▶ _ASSIGNMENT_
Every line of the listing must be repeated in the answer without alteration.

START EXTRACTED DATA

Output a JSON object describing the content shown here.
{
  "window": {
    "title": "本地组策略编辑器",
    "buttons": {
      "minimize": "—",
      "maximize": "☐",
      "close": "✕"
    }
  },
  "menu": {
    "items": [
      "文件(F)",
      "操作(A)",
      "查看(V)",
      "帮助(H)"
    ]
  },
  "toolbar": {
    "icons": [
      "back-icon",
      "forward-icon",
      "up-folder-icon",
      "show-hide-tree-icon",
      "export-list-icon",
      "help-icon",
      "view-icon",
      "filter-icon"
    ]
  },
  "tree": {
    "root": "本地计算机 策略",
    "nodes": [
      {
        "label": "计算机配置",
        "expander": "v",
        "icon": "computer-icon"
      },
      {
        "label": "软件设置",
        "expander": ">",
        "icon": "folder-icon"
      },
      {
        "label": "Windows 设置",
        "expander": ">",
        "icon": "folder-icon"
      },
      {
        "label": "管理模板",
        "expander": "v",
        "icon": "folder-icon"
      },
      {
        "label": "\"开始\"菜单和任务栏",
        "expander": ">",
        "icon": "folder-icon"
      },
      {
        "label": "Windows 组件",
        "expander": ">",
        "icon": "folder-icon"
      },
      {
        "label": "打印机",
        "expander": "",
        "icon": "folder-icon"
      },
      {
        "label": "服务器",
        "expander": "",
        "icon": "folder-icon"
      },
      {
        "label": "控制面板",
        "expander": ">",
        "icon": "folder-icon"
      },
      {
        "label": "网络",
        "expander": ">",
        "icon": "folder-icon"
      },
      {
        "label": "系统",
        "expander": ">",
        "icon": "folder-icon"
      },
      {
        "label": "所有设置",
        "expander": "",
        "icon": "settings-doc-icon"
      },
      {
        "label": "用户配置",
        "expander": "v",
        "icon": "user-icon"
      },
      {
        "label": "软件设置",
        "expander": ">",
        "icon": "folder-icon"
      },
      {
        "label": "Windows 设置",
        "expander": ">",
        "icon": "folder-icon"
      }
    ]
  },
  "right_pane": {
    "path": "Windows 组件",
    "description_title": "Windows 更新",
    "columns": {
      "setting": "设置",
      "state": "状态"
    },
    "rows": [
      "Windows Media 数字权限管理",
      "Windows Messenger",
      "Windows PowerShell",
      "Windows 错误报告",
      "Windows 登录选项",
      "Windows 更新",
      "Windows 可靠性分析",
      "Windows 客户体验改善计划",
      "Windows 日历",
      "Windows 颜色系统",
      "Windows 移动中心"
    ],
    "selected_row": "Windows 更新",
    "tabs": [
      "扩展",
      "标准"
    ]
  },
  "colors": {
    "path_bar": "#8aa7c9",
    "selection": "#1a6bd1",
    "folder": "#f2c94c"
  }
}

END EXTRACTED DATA

▶ _RESPONSE TO THE TASK_
Output a JSON object describing the content shown here.
{
  "window": {
    "title": "本地组策略编辑器",
    "buttons": {
      "minimize": "—",
      "maximize": "☐",
      "close": "✕"
    }
  },
  "menu": {
    "items": [
      "文件(F)",
      "操作(A)",
      "查看(V)",
      "帮助(H)"
    ]
  },
  "toolbar": {
    "icons": [
      "back-icon",
      "forward-icon",
      "up-folder-icon",
      "show-hide-tree-icon",
      "export-list-icon",
      "help-icon",
      "view-icon",
      "filter-icon"
    ]
  },
  "tree": {
    "root": "本地计算机 策略",
    "nodes": [
      {
        "label": "计算机配置",
        "expander": "v",
        "icon": "computer-icon"
      },
      {
        "label": "软件设置",
        "expander": ">",
        "icon": "folder-icon"
      },
      {
        "label": "Windows 设置",
        "expander": ">",
        "icon": "folder-icon"
      },
      {
        "label": "管理模板",
        "expander": "v",
        "icon": "folder-icon"
      },
      {
        "label": "\"开始\"菜单和任务栏",
        "expander": ">",
        "icon": "folder-icon"
      },
      {
        "label": "Windows 组件",
        "expander": ">",
        "icon": "folder-icon"
      },
      {
        "label": "打印机",
        "expander": "",
        "icon": "folder-icon"
      },
      {
        "label": "服务器",
        "expander": "",
        "icon": "folder-icon"
      },
      {
        "label": "控制面板",
        "expander": ">",
        "icon": "folder-icon"
      },
      {
        "label": "网络",
        "expander": ">",
        "icon": "folder-icon"
      },
      {
        "label": "系统",
        "expander": ">",
        "icon": "folder-icon"
      },
      {
        "label": "所有设置",
        "expander": "",
        "icon": "settings-doc-icon"
      },
      {
        "label": "用户配置",
        "expander": "v",
        "icon": "user-icon"
      },
      {
        "label": "软件设置",
        "expander": ">",
        "icon": "folder-icon"
      },
      {
        "label": "Windows 设置",
        "expander": ">",
        "icon": "folder-icon"
      }
    ]
  },
  "right_pane": {
    "path": "Windows 组件",
    "description_title": "Windows 更新",
    "columns": {
      "setting": "设置",
      "state": "状态"
    },
    "rows": [
      "Windows Media 数字权限管理",
      "Windows Messenger",
      "Windows PowerShell",
      "Windows 错误报告",
      "Windows 登录选项",
      "Windows 更新",
      "Windows 可靠性分析",
      "Windows 客户体验改善计划",
      "Windows 日历",
      "Windows 颜色系统",
      "Windows 移动中心"
    ],
    "selected_row": "Windows 更新",
    "tabs": [
      "扩展",
      "标准"
    ]
  },
  "colors": {
    "path_bar": "#8aa7c9",
    "selection": "#1a6bd1",
    "folder": "#f2c94c"
  }
}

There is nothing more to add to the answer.